NMF lawyer Tembeka Ngcukaitobi argued that most displays of the flag should be interpreted as the flag raiser’s attempt to project discredited views on white racial superiority.
The NMF further argued that “gratuitous displays” of the apartheid-era flag should be legally considered hate speech. This stance was supported by the South African Human Rights Commission (SAHRC), as well as LGBTQ+ community organisation Johannesburg Pride.
NMF spokesperson Luzuko Koti said in a statement in April: “For the foundation, it is time to acknowledge that the old flag is a symbol of what was a crime against humanity and that its gratuitous public display celebrates that crime and humiliates everyone who fought against it, especially black South Africans.”
Nelson Mandela Foundation chief executive Sello Hatang had also made a submission to the court on his personal distaste and negative experience at seeing the flag.
AfriForum, however, emphasised that although they had “no particular love for the flag or what it represents”, it was “exceptionally rare” for anyone to bring the old flag to any of their events and that when this did happen they would “ask them to put it away”.
The organisation conceded there were circumstances in which displaying the flag could be seen as hateful, but argued that this would not be true of the cases in which the NMF was arguing it should be prohibited.
They essentially took the view that banning the display of the flag would be a blow to freedom of speech. They also said the flag could be displayed in ways not intended to be divisive and hateful.
Judge Mojapelo criticised AfriForum’s “literal interpretation” of the law by trying to limit the understanding of expression of ideas to that conveyed by “words” alone. He said the reference to “words” should be understood as communication beyond verbal or written language alone, but that symbols, too, could be covered.
A flag could, therefore, be considered a form of speech.
“Speech must be widely interpreted to mean all forms of expression of ideas … the essence of speech is communication.
“Words in Section 10.1 [in the Equality Act] should not be interpreted literally … it should consider all hate speech, however, expressed.
“Nobody may advocate, propagate or communicate, hateful, harmful, words…” he said, saying it was important to realise that it was the propagation of hateful “ideas”, not “words” that should be limited. “It is about the meaning conveyed.
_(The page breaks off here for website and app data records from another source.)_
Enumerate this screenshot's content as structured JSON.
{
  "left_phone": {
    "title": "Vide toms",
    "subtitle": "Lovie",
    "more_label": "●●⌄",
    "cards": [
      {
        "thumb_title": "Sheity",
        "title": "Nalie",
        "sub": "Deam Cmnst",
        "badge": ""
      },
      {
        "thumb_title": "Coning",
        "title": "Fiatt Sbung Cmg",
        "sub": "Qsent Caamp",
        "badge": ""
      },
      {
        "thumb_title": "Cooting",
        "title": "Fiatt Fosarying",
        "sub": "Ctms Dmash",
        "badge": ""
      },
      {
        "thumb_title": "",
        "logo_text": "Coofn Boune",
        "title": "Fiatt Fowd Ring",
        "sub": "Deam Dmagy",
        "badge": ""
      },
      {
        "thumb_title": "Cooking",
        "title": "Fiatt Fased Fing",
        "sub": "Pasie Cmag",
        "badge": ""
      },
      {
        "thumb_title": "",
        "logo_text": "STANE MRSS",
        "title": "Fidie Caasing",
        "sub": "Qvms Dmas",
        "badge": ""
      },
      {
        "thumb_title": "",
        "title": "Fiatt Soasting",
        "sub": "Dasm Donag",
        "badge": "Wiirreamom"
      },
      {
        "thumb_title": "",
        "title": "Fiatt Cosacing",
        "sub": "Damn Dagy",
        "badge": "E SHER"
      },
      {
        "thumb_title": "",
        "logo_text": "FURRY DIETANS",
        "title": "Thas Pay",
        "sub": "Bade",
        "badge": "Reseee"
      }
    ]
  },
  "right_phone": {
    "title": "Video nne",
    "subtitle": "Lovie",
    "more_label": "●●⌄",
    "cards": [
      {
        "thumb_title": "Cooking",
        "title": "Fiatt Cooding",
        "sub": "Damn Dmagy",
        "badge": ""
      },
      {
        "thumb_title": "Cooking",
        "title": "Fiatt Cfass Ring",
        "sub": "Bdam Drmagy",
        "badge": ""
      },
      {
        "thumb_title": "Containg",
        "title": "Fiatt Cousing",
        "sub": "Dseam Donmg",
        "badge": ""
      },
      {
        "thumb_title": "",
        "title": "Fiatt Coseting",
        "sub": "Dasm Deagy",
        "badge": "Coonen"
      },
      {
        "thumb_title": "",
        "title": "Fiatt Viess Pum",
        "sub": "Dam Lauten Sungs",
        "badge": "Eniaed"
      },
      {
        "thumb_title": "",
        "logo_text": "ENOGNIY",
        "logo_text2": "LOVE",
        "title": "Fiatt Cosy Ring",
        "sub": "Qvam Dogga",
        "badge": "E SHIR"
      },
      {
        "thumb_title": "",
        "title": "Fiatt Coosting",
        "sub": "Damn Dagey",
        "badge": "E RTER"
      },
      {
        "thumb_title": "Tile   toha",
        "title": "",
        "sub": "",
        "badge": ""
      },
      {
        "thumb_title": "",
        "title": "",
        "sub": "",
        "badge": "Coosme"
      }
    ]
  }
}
Words are a medium [to convey meaning], but not the only one…
“Meaning can be conveyed by verbal and nonverbal communication.”
He said such a wider meaning was the only reasonable and sensible one.
The judge said AfriForum’s arguments were therefore not sustainable or defensible, since they were effectively arguing that people subjected to hate speech expressed without literal wordage would have no protections or legal recourse.
The Federasie van Afrikaanse Kultuurvereniginge (FAK) also wanted the flag to remain protected speech, arguing that it had been a display of the unifying of Afrikaner and Englishman in history, which the judge ruled was not a valid argument.
Mojapelo in his ruling examined the definition of hate speech, turning to numerous dictionaries for guidance.
He said hate speech was speech expressing hatred towards an individual or group based on their race, ethnicity, gender and other personal attributes. He found that it could include or exclude violence. He also quoted the constitution and prohibitions handed down by the Equality Court. He also quoted the Equality Act and couched it in the guidance that could be gleaned from international law.
Academic work, reportage in the public interest, and works of art could be viewed differently.
Mojapelo reminded the country that hate speech had long been excluded from protected forms of expression.
You can watch the full judgment delivered below, courtesy of news channel eNCA.
(Additional reporting by Daniel Friedman)